Adventurer, passionate lover of life, photojournalist, and founder of the legendary photo agency Magnum Photos, Robert Capa would have turned 100 years old today on the 22nd October 2013 had he not been killed by a hidden mine in the fields of IndoChina while on a patrol with the French colony. Considered one of the most legendary war photographer of all times, his images of the Spanish war were etched inedibly in our consciousness, and who could forget one of his most famous, and disputed photo, “Death of a loyalist militiaman”?
But it was Capa’s indisputably daring photographs from the cruel surfs and blood soaked sands of the beaches of Normandy during the D-Day invasion which captured my attention and cemented his reputation both in my mind and in the minds of historians and photographers everywhere. His most famous maxim “If your photographs are not good enough, you are not close enough” echoed through the halls of photojournalism schools and inspired a generation of photojournalists and documentary photographers. The Magnum Photos agency which he co-founded with Henri Cartier Bresson, David “Chim” Seymour, George Roger and William Vandivert is one of the oldest and most famous photo agencies, a organisation home to the witnesses of the history of this generation.
I have not shot any wars or covered any conflicts, so unlike the tribute to Henri Cartier Bresson, I wouldn’t be able to furnish this post with shots similar to what he shot. However, I did have vivd memories of my first story shot with a then loaned Leica M9 on the South China Seas, documenting the life and work of fishermen in Malaysia. I’ve posted these pictures before but here’s a repost of the photojournalistic work (with new pictures) in the vein of how Capa would have worked, up close and personal. Though I had suffered no post traumatic stress disorder unlike many who came back from wars, I did suffer from sea sickness, throwing up several times on the rocking boat in the middle of the sea while trying to photograph the fisherman at work.
Here then is my tribute to Robert Capa – Fishing on the High Seas.
Battling rocky waters on the high seas, being scorched under the sweltering tropical heat while hauling in the catch from the sea which forms the basis of one’s livelihood, the fishermen of Malaysia toil unceasingly using the most basic of tools. In September of 2012 I had the privilege, through a Leica Akademie workshop led by photojournalist Mathias Heng, of visiting a group of fishermen and following one of them out to sea to experience a part of their lives.

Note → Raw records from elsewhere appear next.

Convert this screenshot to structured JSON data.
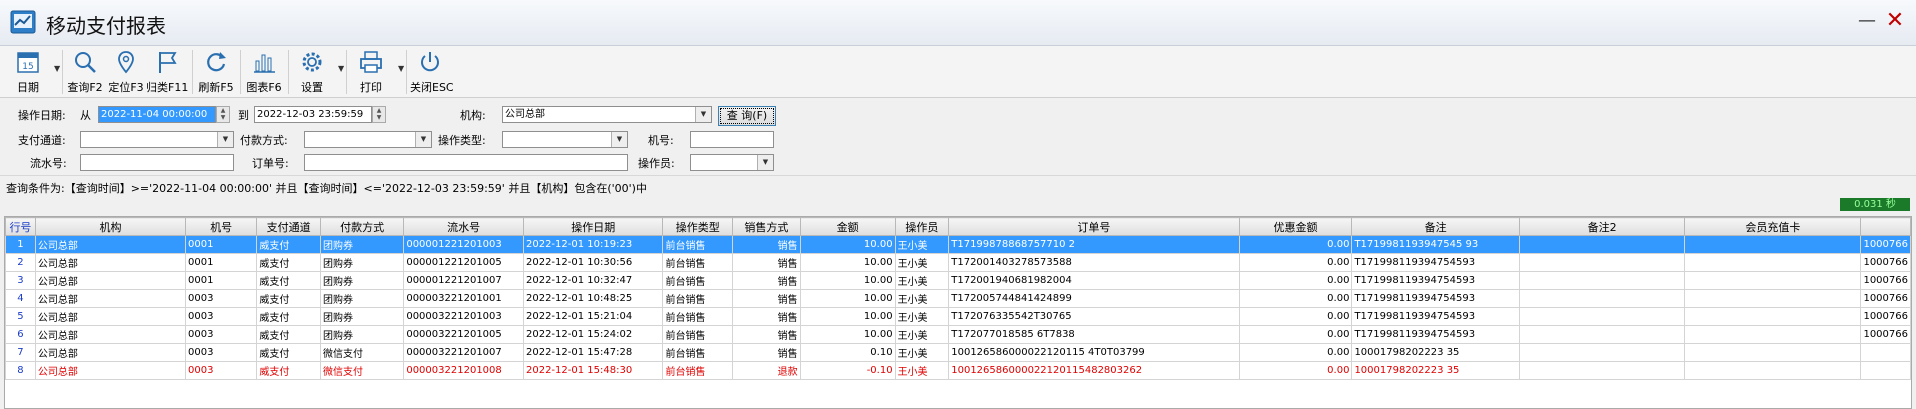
{
  "window": {
    "title": "移动支付报表"
  },
  "toolbar": {
    "date": "日期",
    "query": "查询F2",
    "locate": "定位F3",
    "classify": "归类F11",
    "refresh": "刷新F5",
    "chart": "图表F6",
    "settings": "设置",
    "print": "打印",
    "close": "关闭ESC",
    "calendar_day": "15"
  },
  "filters": {
    "op_date_label": "操作日期:",
    "from_label": "从",
    "from_value": "2022-11-04 00:00:00",
    "to_label": "到",
    "to_value": "2022-12-03 23:59:59",
    "org_label": "机构:",
    "org_value": "公司总部",
    "query_button": "查 询(F)",
    "channel_label": "支付通道:",
    "channel_value": "",
    "pay_method_label": "付款方式:",
    "pay_method_value": "",
    "op_type_label": "操作类型:",
    "op_type_value": "",
    "machine_label": "机号:",
    "machine_value": "",
    "serial_label": "流水号:",
    "serial_value": "",
    "order_label": "订单号:",
    "order_value": "",
    "operator_label": "操作员:",
    "operator_value": ""
  },
  "condition_text": "查询条件为:【查询时间】>='2022-11-04 00:00:00' 并且【查询时间】<='2022-12-03 23:59:59' 并且【机构】包含在('00')中",
  "timer": "0.031 秒",
  "grid": {
    "columns": [
      "行号",
      "机构",
      "机号",
      "支付通道",
      "付款方式",
      "流水号",
      "操作日期",
      "操作类型",
      "销售方式",
      "金额",
      "操作员",
      "订单号",
      "优惠金额",
      "备注",
      "备注2",
      "会员充值卡",
      ""
    ],
    "rows": [
      [
        "1",
        "公司总部",
        "0001",
        "威支付",
        "团购券",
        "000001221201003",
        "2022-12-01 10:19:23",
        "前台销售",
        "销售",
        "10.00",
        "王小美",
        "T17199878868757710 2",
        "0.00",
        "T1719981193947545 93",
        "",
        "",
        "1000766"
      ],
      [
        "2",
        "公司总部",
        "0001",
        "威支付",
        "团购券",
        "000001221201005",
        "2022-12-01 10:30:56",
        "前台销售",
        "销售",
        "10.00",
        "王小美",
        "T172001403278573588",
        "0.00",
        "T171998119394754593",
        "",
        "",
        "1000766"
      ],
      [
        "3",
        "公司总部",
        "0001",
        "威支付",
        "团购券",
        "000001221201007",
        "2022-12-01 10:32:47",
        "前台销售",
        "销售",
        "10.00",
        "王小美",
        "T172001940681982004",
        "0.00",
        "T171998119394754593",
        "",
        "",
        "1000766"
      ],
      [
        "4",
        "公司总部",
        "0003",
        "威支付",
        "团购券",
        "000003221201001",
        "2022-12-01 10:48:25",
        "前台销售",
        "销售",
        "10.00",
        "王小美",
        "T172005744841424899",
        "0.00",
        "T171998119394754593",
        "",
        "",
        "1000766"
      ],
      [
        "5",
        "公司总部",
        "0003",
        "威支付",
        "团购券",
        "000003221201003",
        "2022-12-01 15:21:04",
        "前台销售",
        "销售",
        "10.00",
        "王小美",
        "T172076335542T30765",
        "0.00",
        "T171998119394754593",
        "",
        "",
        "1000766"
      ],
      [
        "6",
        "公司总部",
        "0003",
        "威支付",
        "团购券",
        "000003221201005",
        "2022-12-01 15:24:02",
        "前台销售",
        "销售",
        "10.00",
        "王小美",
        "T172077018585 6T7838",
        "0.00",
        "T171998119394754593",
        "",
        "",
        "1000766"
      ],
      [
        "7",
        "公司总部",
        "0003",
        "威支付",
        "微信支付",
        "000003221201007",
        "2022-12-01 15:47:28",
        "前台销售",
        "销售",
        "0.10",
        "王小美",
        "100126586000022120115 4T0T03799",
        "0.00",
        "10001798202223 35",
        "",
        "",
        ""
      ],
      [
        "8",
        "公司总部",
        "0003",
        "威支付",
        "微信支付",
        "000003221201008",
        "2022-12-01 15:48:30",
        "前台销售",
        "退款",
        "-0.10",
        "王小美",
        "100126586000022120115482803262",
        "0.00",
        "10001798202223 35",
        "",
        "",
        ""
      ]
    ]
  }
}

I spent about 5 hours out in the open sea with one of the fisherman, and it was one of the most unforgettable experience in my life. For one, I did not expect to get seriously sea-sick – I threw up a total of 4-5 times while the boat bobbed vigorously in the choppy seas while the boat was stationary – that was when I learnt that the motion sickness sets in when the boat is not moving. I had the impression I was doing well as for the first one and a half hour while the boat sped towards the deep sea, I was not suffering any ill effect at all.
Fishing out in the sea is both a solitary activity as well as a spiritual one, as you become one with the sky and the open sea. When I looked around me, all I see was the blue of the sea and the parting of the clouds at the sun rises higher up during that morning.
Out there alone, patience is a virtue as the fisherman laid out the long net in the sea, and waited for the fishes. The long net was released slowly into the sea as the fisherman slowed the boat down.
After about an hour or so, the fisherman began to reel in the net. The flag are markers at the beginning and end of the net. As he reeled in the net, one can literally see the catch a little at a time. Of course there were plenty of jelly fish, debris and other unwanted catch that got caught in the net.
The life of a fisherman is not an easy one, and I gained a deeper appreciation for the hard work of these men, who not only have to contend with the elements but also the dangers of being out in the sea. The rocking motion of the boat also made it extremely difficult to shoot (not to mention contributing to my sea-sickness), and I can imagine how it will be like for them, who unlike me, will have to do this day in day out.
At the end of the day, the catch was brought ashore, and sold at the open market to individuals, wholesalers and other interested parties. The fish were sorted out according to size and type and priced accordingly.
I found out that not only are humans interested in the catch – the feline population there had a vested interest as well.
Leica was kind enough to loan the 3 participants of the workshop (of which I was one of them) a Leica M9 with a 35mm Summarit f2.5 each and all the images here were shot with this camera and lens. As a previous owner of a Leica M6 and M3 for over 7 years, the rangefinder experience was both familiar and pleasant, and in fact I love it so much, that 2 weeks ago, I finally broke down and bought my own M9, reuniting with the Leica M system!
This whole essay was done with a single Leica M9 with just one lens, the 35mm f2.5 Summarit. Remember, if your pictures are not good enough, you are not close enough!
Thank you Robert Capa for all you have given to the world of photojournalism and documentary photography.